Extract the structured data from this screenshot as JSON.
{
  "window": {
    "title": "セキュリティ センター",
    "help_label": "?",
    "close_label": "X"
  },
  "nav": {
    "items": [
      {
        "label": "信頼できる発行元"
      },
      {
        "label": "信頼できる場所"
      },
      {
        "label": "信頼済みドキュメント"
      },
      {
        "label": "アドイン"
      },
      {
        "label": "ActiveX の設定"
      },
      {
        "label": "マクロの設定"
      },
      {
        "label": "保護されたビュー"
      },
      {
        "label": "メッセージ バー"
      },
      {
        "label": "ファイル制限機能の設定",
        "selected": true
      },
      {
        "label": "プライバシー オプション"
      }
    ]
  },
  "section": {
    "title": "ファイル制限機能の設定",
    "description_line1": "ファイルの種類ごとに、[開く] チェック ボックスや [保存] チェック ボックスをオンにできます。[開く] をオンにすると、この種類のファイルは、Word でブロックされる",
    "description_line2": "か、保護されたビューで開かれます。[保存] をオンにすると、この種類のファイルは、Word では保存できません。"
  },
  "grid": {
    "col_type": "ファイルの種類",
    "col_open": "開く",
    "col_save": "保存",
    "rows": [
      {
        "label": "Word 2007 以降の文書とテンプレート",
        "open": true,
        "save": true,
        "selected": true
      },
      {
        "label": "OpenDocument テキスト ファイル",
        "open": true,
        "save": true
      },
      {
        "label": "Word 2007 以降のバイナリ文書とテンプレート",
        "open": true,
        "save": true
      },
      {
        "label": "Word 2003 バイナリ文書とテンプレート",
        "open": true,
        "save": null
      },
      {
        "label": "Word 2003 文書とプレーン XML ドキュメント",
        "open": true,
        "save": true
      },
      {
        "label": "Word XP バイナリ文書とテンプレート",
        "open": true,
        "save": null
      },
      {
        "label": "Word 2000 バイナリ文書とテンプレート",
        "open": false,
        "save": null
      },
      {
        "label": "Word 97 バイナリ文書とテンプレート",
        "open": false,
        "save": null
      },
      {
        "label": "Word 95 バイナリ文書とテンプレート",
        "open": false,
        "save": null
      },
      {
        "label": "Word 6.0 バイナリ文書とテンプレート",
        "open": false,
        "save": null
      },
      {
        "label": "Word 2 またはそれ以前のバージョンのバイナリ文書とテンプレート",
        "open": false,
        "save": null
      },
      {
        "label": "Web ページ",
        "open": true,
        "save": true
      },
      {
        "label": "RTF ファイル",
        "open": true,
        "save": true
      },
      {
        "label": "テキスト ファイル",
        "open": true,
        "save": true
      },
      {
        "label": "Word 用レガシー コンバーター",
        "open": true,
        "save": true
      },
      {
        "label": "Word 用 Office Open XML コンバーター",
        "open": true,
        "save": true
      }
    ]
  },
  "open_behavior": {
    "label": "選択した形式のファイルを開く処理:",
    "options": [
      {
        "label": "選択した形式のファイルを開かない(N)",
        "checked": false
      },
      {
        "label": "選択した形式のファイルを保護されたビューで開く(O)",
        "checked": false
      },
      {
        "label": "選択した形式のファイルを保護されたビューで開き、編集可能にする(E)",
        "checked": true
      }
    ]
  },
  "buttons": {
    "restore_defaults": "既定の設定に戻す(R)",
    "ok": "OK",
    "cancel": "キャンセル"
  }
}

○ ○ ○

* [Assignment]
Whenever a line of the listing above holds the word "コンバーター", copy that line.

* [Answer for the task]
        "label": "Word 用レガシー コンバーター",
        "label": "Word 用 Office Open XML コンバーター",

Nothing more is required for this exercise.